● Entries taken from a collection
:::
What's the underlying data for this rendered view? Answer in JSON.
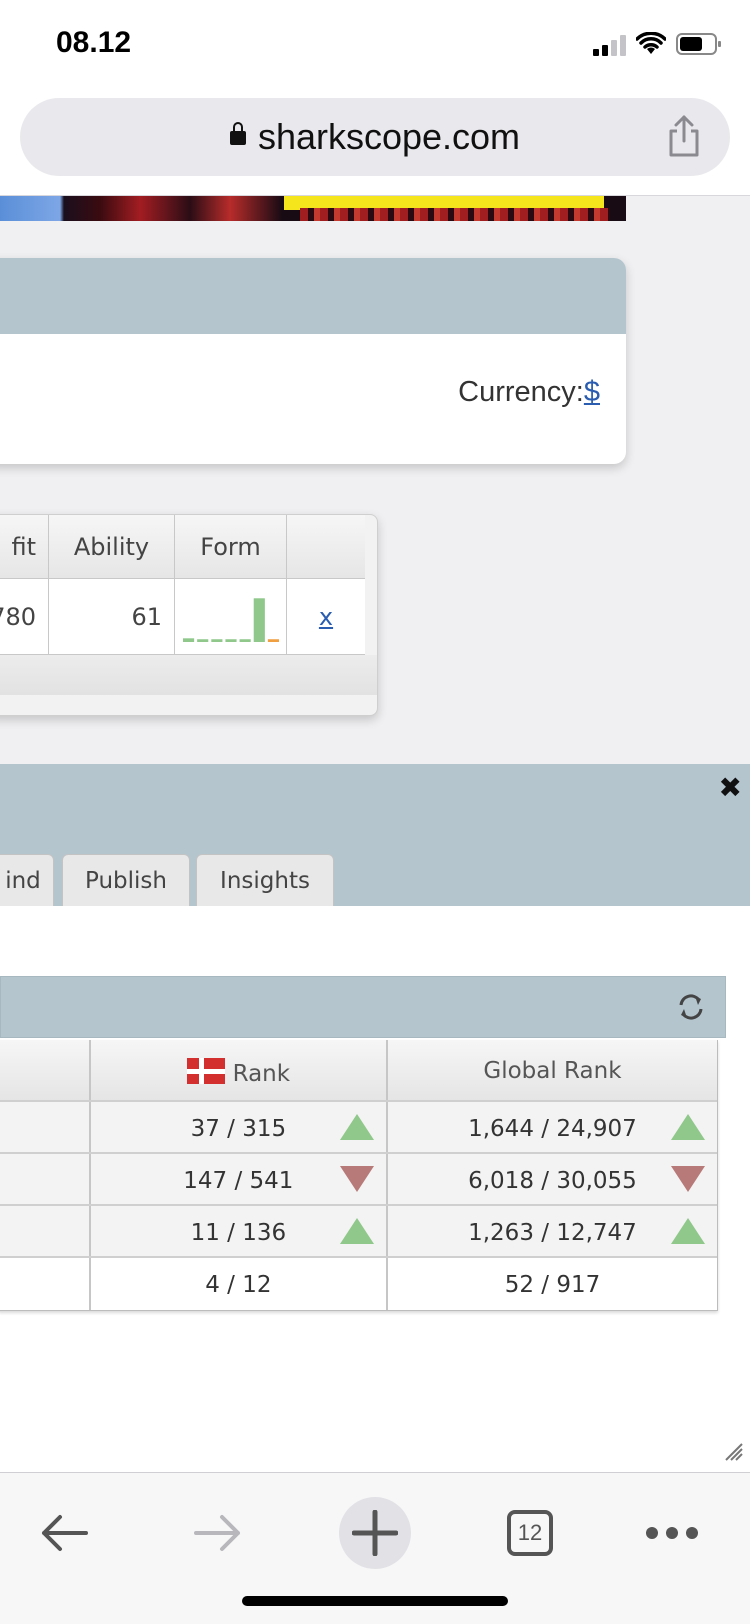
{
  "status_bar": {
    "time": "08.12",
    "icons": [
      "cellular-signal-icon",
      "wifi-icon",
      "battery-icon"
    ]
  },
  "browser": {
    "url": "sharkscope.com",
    "icons": [
      "lock-icon",
      "share-icon"
    ]
  },
  "currency": {
    "label": "Currency:",
    "value": "$"
  },
  "summary_table": {
    "headers": [
      "fit",
      "Ability",
      "Form",
      ""
    ],
    "row": {
      "profit": "780",
      "ability": "61",
      "remove_link": "x"
    },
    "form_bars": [
      {
        "level": 0.08,
        "color": "#8fc88a"
      },
      {
        "level": 0.06,
        "color": "#8fc88a"
      },
      {
        "level": 0.06,
        "color": "#8fc88a"
      },
      {
        "level": 0.06,
        "color": "#8fc88a"
      },
      {
        "level": 0.06,
        "color": "#8fc88a"
      },
      {
        "level": 0.95,
        "color": "#8fc88a"
      },
      {
        "level": 0.06,
        "color": "#f0a040"
      }
    ]
  },
  "panel": {
    "close_icon": "close-icon",
    "tabs": [
      {
        "label": "ind"
      },
      {
        "label": "Publish"
      },
      {
        "label": "Insights"
      }
    ]
  },
  "rank_table": {
    "refresh_icon": "refresh-icon",
    "headers": {
      "national": "Rank",
      "global": "Global Rank",
      "flag_icon": "denmark-flag-icon"
    },
    "rows": [
      {
        "national": "37 / 315",
        "national_trend": "up",
        "global": "1,644 / 24,907",
        "global_trend": "up"
      },
      {
        "national": "147 / 541",
        "national_trend": "down",
        "global": "6,018 / 30,055",
        "global_trend": "down"
      },
      {
        "national": "11 / 136",
        "national_trend": "up",
        "global": "1,263 / 12,747",
        "global_trend": "up"
      },
      {
        "national": "4 / 12",
        "national_trend": "",
        "global": "52 / 917",
        "global_trend": ""
      }
    ],
    "trend_colors": {
      "up": "#8fc88a",
      "down": "#b77a78"
    }
  },
  "toolbar": {
    "tab_count": "12",
    "icons": [
      "back-arrow-icon",
      "forward-arrow-icon",
      "new-tab-icon",
      "tabs-icon",
      "more-icon"
    ]
  }
}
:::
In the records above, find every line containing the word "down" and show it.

● SOLVED PROBLEM
        "national_trend": "down",
        "global_trend": "down"
      "down": "#b77a78"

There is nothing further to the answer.